Fantasy Flight: We’re working on turning Twilight Imperium into a universe like Arkham Horror, Netrunner and L5R
Space opera epic Twilight Imperium could become an expanded universe and series of games akin to Arkham Horror, Android: Netrunner and Legend of the Five Rings, publisher Fantasy Flight Games has said.
Designed by Fantasy Flight founder and Asmodee North America CEO Christian T. Petersen, Twilight Imperium debuted in 1997 and has since seen three major revisions, including this year’s fourth edition.
The game centres on the sprawling galactic conflict between more than a dozen different playable alien races, all of which have a unique backstory and role in the long history of the universe.
Twilight Imperium has received two notable spin-offs, 2001 disc-flipping dexterity title Armada and the more recent Rex: Final Days of an Empire, a 2012 reimagining of the tabletop adaptation of sci-fi novel Dune. A 1999 roleplaying game based on Twilight Imperium was poorly received upon release and is considered non-canon.
Speaking to Tabletop Gaming, Petersen said that his growing responsibilities as head of Fantasy Flight and subsequently Asmodee’s US division had stopped the publisher from exploring the universe of Twilight Imperium with more games based in the setting, as it has done with series such as the Lovecraft-inspired Arkham Horror Files – comprising Mansions of Madness, Arkham Horror, Eldritch Horror and more – and the recently acquired Legend of the Five Rings, which has been revived as a living card game, RPG and board game.
“Fantasy Flight has over the years developed some proprietary worlds and brands, and we've acquired one with Legend of the Five Rings that kind of is very connected to the flavour du jour – the flavour and genetic makeup of FFG,” he said. “We go back, we have some IPs that we really like to delve into – something like Arkham Horror, the Android IP, IP such as Legend of the Five Rings, Twilight Imperium and the Terrinoth Runebound universe.
“I think the one reason we haven't done more with Twilight probably has more to do with the fact that I have not been able to engage as much in the actual creative side and people have just kind of left it alone because they probably knew that I would want to be involved in it.”

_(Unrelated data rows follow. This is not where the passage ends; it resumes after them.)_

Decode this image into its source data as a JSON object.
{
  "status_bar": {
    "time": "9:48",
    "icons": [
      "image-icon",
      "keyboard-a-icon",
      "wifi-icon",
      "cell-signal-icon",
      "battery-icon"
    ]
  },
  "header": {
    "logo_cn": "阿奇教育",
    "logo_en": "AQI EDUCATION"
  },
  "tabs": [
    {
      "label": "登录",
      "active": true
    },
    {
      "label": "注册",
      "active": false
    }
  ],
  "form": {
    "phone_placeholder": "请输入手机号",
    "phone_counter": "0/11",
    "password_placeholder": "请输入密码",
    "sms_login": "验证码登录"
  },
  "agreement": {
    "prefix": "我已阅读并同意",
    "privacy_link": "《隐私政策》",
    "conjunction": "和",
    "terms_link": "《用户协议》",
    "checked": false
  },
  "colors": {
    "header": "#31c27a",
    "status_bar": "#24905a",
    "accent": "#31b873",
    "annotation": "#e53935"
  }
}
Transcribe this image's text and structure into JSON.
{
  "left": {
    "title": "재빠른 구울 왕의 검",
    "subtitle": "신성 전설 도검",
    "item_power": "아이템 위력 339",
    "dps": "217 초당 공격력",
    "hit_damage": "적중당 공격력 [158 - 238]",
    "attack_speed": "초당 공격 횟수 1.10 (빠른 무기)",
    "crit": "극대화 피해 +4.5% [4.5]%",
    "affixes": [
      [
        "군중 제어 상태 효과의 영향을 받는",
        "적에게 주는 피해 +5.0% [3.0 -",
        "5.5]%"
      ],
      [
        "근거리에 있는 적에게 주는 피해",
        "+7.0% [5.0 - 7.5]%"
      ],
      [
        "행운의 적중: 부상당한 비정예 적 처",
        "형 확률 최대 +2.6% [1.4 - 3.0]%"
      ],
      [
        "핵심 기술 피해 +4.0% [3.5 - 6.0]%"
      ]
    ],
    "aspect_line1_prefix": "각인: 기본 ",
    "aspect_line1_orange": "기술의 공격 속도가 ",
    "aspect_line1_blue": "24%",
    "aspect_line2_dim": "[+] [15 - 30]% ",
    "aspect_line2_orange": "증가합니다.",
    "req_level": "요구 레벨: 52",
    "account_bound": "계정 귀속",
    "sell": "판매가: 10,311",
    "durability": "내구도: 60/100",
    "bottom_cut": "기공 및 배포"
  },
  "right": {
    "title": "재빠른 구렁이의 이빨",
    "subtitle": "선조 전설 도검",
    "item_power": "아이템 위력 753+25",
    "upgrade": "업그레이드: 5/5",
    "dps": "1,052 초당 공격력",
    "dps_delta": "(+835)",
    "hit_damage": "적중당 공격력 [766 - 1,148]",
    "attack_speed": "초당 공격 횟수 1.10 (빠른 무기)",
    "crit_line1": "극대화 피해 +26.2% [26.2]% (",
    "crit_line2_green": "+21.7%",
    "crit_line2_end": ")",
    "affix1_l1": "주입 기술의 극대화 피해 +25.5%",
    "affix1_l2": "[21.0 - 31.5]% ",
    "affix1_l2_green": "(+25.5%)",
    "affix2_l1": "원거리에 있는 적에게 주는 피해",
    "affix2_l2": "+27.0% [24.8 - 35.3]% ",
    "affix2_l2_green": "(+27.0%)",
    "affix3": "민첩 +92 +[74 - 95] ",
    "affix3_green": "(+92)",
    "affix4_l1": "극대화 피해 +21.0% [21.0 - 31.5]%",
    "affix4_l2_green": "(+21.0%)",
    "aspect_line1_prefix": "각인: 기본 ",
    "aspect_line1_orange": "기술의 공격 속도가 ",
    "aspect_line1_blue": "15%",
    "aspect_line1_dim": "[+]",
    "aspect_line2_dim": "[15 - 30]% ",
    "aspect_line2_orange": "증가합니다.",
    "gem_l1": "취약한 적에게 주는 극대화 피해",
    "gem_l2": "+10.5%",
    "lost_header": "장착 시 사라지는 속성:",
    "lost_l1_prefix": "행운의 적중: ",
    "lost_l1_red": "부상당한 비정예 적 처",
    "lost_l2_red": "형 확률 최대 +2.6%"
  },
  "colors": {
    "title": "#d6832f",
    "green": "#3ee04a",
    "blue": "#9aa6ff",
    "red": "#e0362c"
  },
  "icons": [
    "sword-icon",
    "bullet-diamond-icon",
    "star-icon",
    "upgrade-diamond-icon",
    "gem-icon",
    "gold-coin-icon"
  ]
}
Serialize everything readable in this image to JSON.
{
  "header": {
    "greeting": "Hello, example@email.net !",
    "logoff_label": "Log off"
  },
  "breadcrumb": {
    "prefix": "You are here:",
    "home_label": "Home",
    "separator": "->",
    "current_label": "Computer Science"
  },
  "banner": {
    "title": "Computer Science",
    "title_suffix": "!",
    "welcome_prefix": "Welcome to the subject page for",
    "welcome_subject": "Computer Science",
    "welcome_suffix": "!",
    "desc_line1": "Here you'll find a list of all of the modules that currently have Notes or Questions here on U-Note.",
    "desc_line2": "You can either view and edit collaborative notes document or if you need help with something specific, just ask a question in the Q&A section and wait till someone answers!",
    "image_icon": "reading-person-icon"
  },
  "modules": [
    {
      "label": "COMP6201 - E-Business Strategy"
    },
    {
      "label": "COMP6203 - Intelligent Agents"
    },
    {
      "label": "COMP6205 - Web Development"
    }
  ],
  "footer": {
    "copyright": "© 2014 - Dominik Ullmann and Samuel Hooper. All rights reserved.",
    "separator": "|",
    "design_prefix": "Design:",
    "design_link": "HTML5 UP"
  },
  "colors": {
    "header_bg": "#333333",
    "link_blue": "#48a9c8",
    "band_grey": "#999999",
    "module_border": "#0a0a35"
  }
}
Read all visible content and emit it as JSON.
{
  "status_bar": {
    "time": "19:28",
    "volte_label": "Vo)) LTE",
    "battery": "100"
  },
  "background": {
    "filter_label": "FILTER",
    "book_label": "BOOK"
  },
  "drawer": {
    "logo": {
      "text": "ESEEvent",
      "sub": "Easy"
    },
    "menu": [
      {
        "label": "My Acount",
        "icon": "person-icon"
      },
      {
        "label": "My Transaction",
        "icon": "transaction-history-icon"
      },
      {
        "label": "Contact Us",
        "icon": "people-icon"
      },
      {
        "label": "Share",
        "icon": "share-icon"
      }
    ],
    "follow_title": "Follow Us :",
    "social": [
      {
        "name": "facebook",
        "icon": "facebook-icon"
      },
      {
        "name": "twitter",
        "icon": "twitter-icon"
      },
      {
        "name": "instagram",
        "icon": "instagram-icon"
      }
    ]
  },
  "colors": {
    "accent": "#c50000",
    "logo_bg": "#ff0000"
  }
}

Petersen created the first three editions of Twilight Imperium alone, but collaborated on the fourth edition with Star Wars: Rebellion creator Corey Konieczka and Eldritch Horror co-writer Dane Beltrami – a possible hint at how the series could move forward in the future.
“My view on these IPs is not to control them or to be the only person who touches them, it has more to do with us having the time and the slight few months of peace where we can sit down and write down what the natural laws of this universe are, what the detailed history of this universe is and the vision for how we want to treat it going forward,” Petersen continued. “Visually, emotionally and in terms of what kind of narrative, story and scope we want to project with it. That stuff takes a lot of time and we've done a great job of that in Android, we've done a great job of that in Arkham Horror. We continue to explore that in Arkham Horror, kind of lay the foundation. In order to create an IP and a world [like that], in my view, there needs to be a very, very strong foundation. Once that foundation is built, then it can be collaborated upon and multiple people can attack it. But we need to build those foundations.
“That's something we've concentrated a lot on over the last few years on the FFG side: to build a foundation of Android, build a foundation of the Arkham Horror-verse, build a foundation of some of these others. Certainly Twilight Imperium is going to have its day and we're working on that foundation which is necessary to launch starships off the platform. Once that's done, I'm not particular concerned about what's done with it, but I'm just concerned that everybody has a strong foundation and is coming at it from the same direction.”
Exactly how Fantasy Flight might take the universe of Twilight Imperium to new frontiers remains unclear, but Petersen isn’t ruling out the possibility of a living card game in the vein of 2016's Arkham Horror: The Card Game or this year’s Legend of the Five Rings: The Card Game.
“Certainly stranger things could happen,” he said. “We are fortunate, especially in the FFG studio, to have this embarrassment of riches of IP, both of our own and these very valued licensing partners that we have, whether it's George [R.R.] Martin or Star Wars or Lord of the Rings. There's no end of ideas and fantastic stories.”